When we grow up in family systems that don’t have parents that respond to us in the way we need, we may start to believe there is something wrong with us.
This sense of wrongness can seep into all parts of our lives and make it difficult to have satisfying relationships with partners and children.
Parents don’t set out to shame their children. However, due to their own upbringing parents may unconsciously mis-attune enough times over a childhood for the child to start developing unconscious beliefs about themselves. These beliefs may sound like, “I’m not worthy of love,” or “I’m not good enough,” or “People don’t want to be close to me.” A parent would never want children to think about themselves this way. However, it is quite common for children to create these opinions when parents come into parenting with their own history of shame.

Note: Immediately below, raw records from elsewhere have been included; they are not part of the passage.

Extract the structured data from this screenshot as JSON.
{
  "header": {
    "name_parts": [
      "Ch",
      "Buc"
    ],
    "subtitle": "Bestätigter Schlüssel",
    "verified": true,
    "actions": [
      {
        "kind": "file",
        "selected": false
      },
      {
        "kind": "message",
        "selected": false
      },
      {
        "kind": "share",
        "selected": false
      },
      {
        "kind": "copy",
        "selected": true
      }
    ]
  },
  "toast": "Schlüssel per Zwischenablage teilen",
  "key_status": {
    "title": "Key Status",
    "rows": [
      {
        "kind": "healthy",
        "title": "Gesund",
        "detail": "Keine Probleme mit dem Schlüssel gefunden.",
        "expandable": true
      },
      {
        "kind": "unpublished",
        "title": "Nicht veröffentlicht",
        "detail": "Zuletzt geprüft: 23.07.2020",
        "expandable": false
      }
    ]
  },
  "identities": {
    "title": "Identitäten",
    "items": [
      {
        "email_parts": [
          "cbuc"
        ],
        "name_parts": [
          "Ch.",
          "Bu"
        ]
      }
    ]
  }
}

In her book, Understanding And Treating Chronic Shame, Patrica A. DeYoung, explains how shame becomes a part of a young person’s life.
“A child has to have at least one caregiver who is able to respond in an attuned, consistent way to what the child feels. If this is missing in a major way, the child will translate the distress of the mismatch into a feeling like, “I can’t make happen what I need… so there’s something wrong with me.” (DeYoung, 2015)
In order for parents to avoid shaming their child they need to regulate their own nervous systems.
A regulated nervous system is one that allows emotions to flow through without the parent being overwhelmed by them. This means showing up for their children by providing emotional connection and responding to the child’s needs. For children, they are relying on their parents to help them contain and integrate unfamiliar emotions.
Caregivers don’t mean to inflict shame, but for some reason or another, they aren’t able to respond to a child in ways that hold, manage and help integrate the child’s affective and emotional experience. (DeYoung, 2015)
As the child’s life unfolds they start to develop core beliefs about themselves out of the shame. Beliefs that exist in our subconscious play a big part in how we make decisions and show up in relationships. When we are attempting to get close with someone the belief “I am not loveable,” will suddenly emerge from our subconscious. As the other person tries to get closer we may push them away.
If you don’t believe you are loveable you won’t believe another person when they are telling you they love you. Since the belief is coming up unconsciously a person going through this will not know why they are trying to get out of the relationship. One common response is beginning to feel overwhelmed by the other person and come to the conclusion that this is not the person for them. In reality the relationship could have lots of healthy aspects. The unconscious shame is sabotaging what could be a supportive bond.
The way out of this cycle of shame is to develop a relationship with someone that can shift the neurological setup that supports shame.
Being able to show vulnerability and feel supported with a loved one creates new ideas and beliefs about ourselves. Suddenly we start to see that we don’t have to assume something is wrong with us. Relationships start to feel like they can meet our need to feel connected and secure.
This can happen with a partner, a really close friend or a therapist. If you suspect you might be dealing with chronic shame I invite you to contact me.
Wishing You The Day You Need To Have!
DeYoung, Patrica (2015). Understanding And Treating Chronic Shame: A Relational/Neurobiological Approach. United Kingdom, Routledge.
Cover Photo by Pablo Merchan Montes – Unsplash